That is why we were so impressed by the following article that we decided to republish a large part of it here for our readers.

The Move to Biomethane

Adding a final stage of purification, to achieve the high purity necessary to inject the gas into the gas grid, is an additional cost, but can be an alternative to the investment in electricity generator units (gas engines) for new plants.

is this the way ahead for the UK's farm biogas plants and for other waste source fed, AD plants? We welcome comments from you, our readers.

Farmers with anaerobic digestion urged to tap into growing demand for green energy in Europe

Farmers and rural businesses with an anaerobic digestion plant could secure a 10-20% premium on the gas they produce by tapping into growing demand for green energy across Europe.

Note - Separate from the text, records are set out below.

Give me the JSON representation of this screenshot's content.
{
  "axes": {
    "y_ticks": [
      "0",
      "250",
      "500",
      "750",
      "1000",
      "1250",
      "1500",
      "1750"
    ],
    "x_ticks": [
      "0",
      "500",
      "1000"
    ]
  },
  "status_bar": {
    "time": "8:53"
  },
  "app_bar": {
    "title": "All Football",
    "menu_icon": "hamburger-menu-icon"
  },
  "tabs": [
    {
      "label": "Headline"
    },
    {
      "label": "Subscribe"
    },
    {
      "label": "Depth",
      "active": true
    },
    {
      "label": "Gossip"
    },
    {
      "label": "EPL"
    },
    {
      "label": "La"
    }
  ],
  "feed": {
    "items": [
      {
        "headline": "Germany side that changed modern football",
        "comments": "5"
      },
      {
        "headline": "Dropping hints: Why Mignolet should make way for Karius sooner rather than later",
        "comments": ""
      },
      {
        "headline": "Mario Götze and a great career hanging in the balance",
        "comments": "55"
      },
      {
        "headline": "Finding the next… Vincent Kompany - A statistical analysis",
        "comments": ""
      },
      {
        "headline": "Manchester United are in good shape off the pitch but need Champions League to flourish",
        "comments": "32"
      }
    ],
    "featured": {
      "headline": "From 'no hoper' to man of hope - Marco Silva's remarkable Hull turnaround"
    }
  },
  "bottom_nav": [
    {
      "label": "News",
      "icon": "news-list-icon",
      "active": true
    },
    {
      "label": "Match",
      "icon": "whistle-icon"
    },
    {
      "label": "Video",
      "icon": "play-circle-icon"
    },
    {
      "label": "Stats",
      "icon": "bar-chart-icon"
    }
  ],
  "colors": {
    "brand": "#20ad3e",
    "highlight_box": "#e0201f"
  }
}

Currently, most AD plants burn the gas they produce to generate electricity and heat.
But there is an emerging market for bio-methane, which can be injected directly into the gas main, says Richard Palmer, Energy Consultant at Butler Sherborn Energy.

"Although consumers in the UK are reluctant to pay a premium for this green energy, corporate energy customers across Europe are increasingly keen to demonstrate their energy credentials," he says.

"We have secured an agreement with a major energy company, which can pipe green gas through the interconnected gas mains to European customers, so can now offer British producers a share of this premium market."

The development comes at a critical time for the British renewable energy industry, which is looking increasingly unstable as a result of Government spending reviews and Brexit.

"Historically, biogas has been used primarily to generate electricity, supported by the Renewables Obligation and Feed-in Tariffs (FiT)," says Mr Palmer.

"However, in 2011 the Renewable Heat Incentive (RHI) helped to kick-start the market for bio-methane injection in to the mains gas grid.

"So far this has yielded two income streams: the RHI and the wholesale gas price. Now there is a third source of revenue, offering a 10-20% premium over current wholesale gas returns."

Tariff reductions

Lucy Hopwood, Director at bio-economy consultant NNFCC, says that gaining added value for green gas is very timely in light of recent tariff reductions.

"It’s no longer possible to add additional capacity under the FiT scheme and the same is soon likely to be true of the RHI.

"So for many plants expansion isn’t an option – they must make better use of what they have," she explains.

"Developers are also starting to look at how they can increase productivity, without the expense of capital outlay."

Existing plants can be converted to purify the gas by removing carbon dioxide and trace gases, after which the bio-methane is injected into the gas main and sold as renewable fuel, tracked via international trading schemes.

"Until now, Green Gas Certificates have represented little added value to the producer, as British consumers are reluctant to pay more for renewable fuel.

"Developers are also starting to look at how they can increase productivity, without the expense of capital outlay"

Tapping into European market

"Only now that we can tap into the European market can the opportunity be realised in the short-term," says Mr Palmer.

"That said, this is still an immature market in the UK and it may be that in the longer term British companies will be put under pressure to cut their carbon output, leading to premiums being available here."

Gas producers will have to register and meet the sustainability criteria of the International Sustainability & Carbon Certification body.

"Most farmers’ AD feedstock will meet these criteria and the costs of any audit required will be covered by the energy company," says Mr Palmer.

"The gas premium will depend on the carbon level of the feedstock, and as power purchase agreements can be made in advance it does not matter if the renewal on any existing gas contract, or commissioning of a new bio-methane plant, is over 12 months from now."